One of my favorite places to visit in Washington, D.C. is about to close.
The Newseum was a must-see for news junkies. Or in my case, an opportunity to take my children to see the work of the best journalists. But come December 31, 2019, the museum for news will close. After 11 years, the money ran out in a town where free admission rules (The Smithsonians are great in so many ways).
I’ve taken both my boys to see the facility on Pennsylvania Avenue. Most recently, Levi and I toured the interactive, permanent and rotating exhibits.
The building also held events with a studio audience and a reception or two related to journalism. But the expenses were higher than incomes and in an industry where the bottom line is as important as it’s ever been, something had to give. Johns Hopkins will buy the property and the news artifacts will head into storage.
Levi and Noah both took part in Newseum TV. And this tribute to 9-11 and the news coverage of the day was powerful. Neither of my children were alive that day and can only experience it in print or on the internet. This display of a mangled TV tower is more than just metal to me. The sections of the Berlin Wall also provided an opportunity to try and explain why it had to go up in the first place.
I enjoyed looking at the Jon Stewart jokes, Vietnam coverage and the chance to review classic clips that shaped my business.
I can’t guarantee this satellite truck from CONUS was the one I did my first uplink from, but it was the same company. The CONUS truck was on display outside the cafeteria.
Each state has representation in this town and at the Newseum, the front page of that day’s newspaper was put on display outside the front doors.

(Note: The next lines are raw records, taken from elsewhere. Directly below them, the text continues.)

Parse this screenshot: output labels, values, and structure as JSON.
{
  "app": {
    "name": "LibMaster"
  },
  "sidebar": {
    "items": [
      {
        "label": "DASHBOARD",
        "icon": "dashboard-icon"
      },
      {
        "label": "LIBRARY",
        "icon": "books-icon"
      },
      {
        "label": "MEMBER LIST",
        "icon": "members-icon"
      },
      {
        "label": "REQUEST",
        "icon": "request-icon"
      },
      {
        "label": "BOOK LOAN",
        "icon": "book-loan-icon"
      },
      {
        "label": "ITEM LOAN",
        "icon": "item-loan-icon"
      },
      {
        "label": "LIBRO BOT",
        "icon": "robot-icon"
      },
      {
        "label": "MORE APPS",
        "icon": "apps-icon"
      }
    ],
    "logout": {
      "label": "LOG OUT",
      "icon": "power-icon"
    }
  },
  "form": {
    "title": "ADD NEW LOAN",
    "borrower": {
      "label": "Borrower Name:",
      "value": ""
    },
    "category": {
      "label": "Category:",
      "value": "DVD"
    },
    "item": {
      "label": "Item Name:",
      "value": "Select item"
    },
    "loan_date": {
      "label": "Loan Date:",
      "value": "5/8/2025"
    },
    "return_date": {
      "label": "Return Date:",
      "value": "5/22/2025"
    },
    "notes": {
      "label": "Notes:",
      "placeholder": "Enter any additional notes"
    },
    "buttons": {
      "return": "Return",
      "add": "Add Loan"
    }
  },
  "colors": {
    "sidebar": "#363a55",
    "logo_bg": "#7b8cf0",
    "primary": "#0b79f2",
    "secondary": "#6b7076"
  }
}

And yes, I have to include Edward R. Murrow here. Otherwise, I’ve failed you all.
Thank you Newseum for the opportunity to take my children. I hope there is a future for this type of work to be shown again.
Now I’ll have to settle for taking them to the Archives of Iowa Broadcasting at Wartburg College to get their Iowa history.